- **Task instructions**
How many lines in the listing below include the word "Gestión"? Reply with the count alone.

*** Begin section ***

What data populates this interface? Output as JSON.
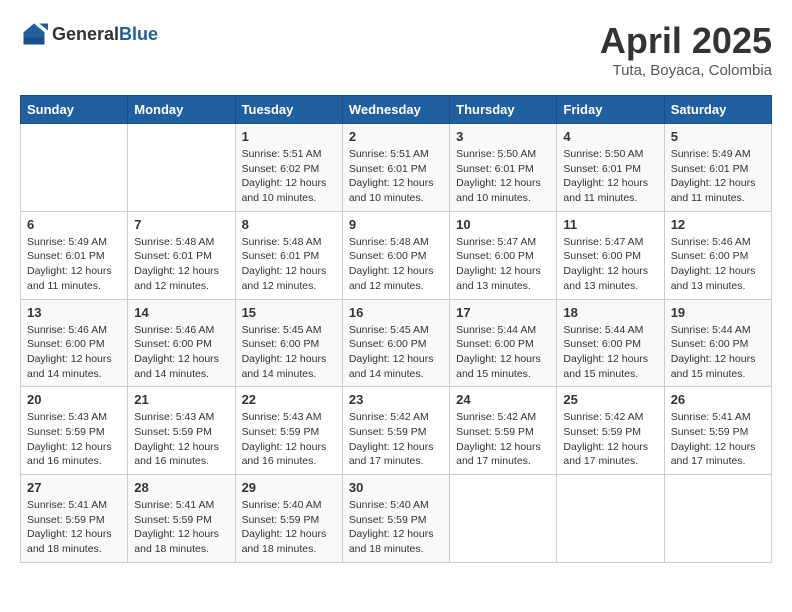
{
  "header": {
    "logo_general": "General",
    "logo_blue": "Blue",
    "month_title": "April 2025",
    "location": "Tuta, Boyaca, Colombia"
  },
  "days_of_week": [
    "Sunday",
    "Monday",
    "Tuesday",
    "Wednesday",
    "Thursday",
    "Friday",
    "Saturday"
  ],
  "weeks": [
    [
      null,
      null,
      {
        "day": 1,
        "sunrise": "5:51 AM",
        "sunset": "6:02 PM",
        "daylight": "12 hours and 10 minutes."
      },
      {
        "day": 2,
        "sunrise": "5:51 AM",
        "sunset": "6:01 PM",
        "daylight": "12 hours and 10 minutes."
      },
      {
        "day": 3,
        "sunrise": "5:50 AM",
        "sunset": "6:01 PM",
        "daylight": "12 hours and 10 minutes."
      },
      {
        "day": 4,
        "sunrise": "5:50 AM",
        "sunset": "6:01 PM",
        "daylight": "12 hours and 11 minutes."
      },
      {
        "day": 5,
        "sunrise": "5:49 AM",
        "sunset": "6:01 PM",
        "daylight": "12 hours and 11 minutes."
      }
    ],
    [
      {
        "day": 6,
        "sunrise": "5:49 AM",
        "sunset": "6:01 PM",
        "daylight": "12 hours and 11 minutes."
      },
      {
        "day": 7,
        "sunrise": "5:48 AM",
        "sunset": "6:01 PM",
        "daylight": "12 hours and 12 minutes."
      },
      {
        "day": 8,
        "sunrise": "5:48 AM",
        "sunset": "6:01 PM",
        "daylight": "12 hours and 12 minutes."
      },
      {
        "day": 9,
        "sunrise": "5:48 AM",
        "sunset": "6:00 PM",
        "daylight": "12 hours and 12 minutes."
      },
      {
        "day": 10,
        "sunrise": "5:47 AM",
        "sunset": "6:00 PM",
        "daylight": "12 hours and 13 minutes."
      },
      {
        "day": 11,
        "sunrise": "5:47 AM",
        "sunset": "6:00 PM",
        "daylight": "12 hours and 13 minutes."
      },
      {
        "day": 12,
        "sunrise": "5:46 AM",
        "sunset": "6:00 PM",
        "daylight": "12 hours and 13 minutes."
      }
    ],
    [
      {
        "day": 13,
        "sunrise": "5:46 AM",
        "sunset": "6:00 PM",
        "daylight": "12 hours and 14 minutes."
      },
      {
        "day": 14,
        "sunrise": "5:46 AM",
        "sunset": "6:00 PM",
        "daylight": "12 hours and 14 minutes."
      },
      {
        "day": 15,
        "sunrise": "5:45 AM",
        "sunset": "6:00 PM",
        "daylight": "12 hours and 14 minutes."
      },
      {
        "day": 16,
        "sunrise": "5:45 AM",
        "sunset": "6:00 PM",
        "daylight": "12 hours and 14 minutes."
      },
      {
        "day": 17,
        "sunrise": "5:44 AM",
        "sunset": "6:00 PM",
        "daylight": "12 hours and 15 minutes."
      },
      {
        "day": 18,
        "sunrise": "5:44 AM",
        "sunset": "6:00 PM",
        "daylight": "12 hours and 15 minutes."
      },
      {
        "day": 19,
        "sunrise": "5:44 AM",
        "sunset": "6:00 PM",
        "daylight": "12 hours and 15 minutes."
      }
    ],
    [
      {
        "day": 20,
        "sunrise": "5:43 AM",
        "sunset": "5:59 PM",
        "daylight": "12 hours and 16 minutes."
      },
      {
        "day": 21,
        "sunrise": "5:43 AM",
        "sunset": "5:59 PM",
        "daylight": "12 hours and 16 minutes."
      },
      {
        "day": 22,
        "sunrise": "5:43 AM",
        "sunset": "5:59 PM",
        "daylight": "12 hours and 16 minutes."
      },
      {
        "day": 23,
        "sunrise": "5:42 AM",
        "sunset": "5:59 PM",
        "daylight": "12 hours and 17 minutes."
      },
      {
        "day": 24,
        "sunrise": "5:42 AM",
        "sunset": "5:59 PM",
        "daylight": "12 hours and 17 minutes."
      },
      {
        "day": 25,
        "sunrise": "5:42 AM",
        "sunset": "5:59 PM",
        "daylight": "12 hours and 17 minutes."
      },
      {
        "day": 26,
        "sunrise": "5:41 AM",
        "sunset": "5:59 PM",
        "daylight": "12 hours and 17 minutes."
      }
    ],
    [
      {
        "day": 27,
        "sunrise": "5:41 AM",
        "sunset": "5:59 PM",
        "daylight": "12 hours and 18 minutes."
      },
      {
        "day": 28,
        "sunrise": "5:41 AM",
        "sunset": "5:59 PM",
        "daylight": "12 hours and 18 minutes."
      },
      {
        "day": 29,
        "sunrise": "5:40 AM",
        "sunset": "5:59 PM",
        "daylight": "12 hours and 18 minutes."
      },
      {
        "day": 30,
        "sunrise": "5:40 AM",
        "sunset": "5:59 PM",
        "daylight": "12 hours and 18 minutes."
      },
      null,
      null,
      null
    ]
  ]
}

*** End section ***
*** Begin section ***

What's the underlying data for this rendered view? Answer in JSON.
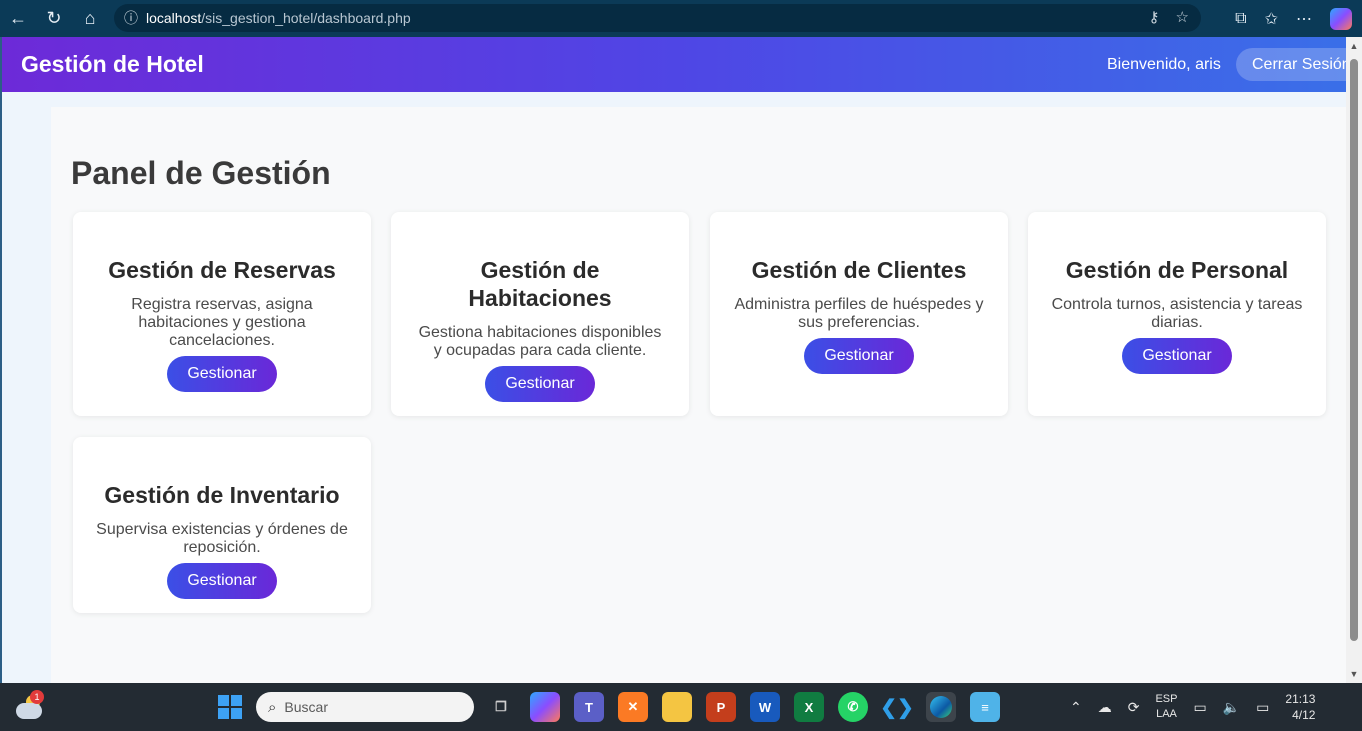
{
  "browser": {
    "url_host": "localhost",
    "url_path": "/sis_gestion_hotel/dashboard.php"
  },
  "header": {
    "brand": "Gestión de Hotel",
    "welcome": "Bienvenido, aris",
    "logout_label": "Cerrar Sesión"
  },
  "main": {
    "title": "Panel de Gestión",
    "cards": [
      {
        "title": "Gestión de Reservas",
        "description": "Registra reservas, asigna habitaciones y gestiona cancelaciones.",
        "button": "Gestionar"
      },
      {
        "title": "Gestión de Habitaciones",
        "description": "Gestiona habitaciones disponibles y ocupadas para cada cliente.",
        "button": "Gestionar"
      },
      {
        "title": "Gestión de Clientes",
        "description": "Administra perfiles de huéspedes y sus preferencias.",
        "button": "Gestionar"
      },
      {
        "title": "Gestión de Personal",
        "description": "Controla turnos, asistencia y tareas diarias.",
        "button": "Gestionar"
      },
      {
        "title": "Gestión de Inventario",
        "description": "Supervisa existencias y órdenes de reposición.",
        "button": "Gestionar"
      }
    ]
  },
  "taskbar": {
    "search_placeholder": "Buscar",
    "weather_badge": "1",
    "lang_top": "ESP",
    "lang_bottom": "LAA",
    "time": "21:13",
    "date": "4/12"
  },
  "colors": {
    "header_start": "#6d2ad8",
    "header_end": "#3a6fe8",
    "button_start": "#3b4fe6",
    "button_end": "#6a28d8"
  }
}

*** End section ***
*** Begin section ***

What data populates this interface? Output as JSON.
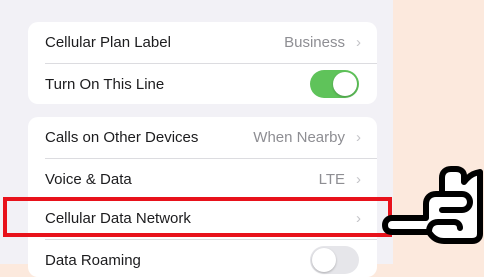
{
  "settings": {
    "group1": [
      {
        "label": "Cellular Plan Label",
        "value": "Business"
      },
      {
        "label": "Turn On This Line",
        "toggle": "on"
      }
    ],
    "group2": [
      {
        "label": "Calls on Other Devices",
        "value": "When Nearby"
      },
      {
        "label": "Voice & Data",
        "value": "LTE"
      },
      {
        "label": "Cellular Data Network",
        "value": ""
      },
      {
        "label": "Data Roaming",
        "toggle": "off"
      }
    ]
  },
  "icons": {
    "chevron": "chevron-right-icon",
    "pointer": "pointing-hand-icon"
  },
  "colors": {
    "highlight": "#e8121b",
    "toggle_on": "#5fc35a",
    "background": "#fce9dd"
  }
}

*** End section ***

- **Result**
7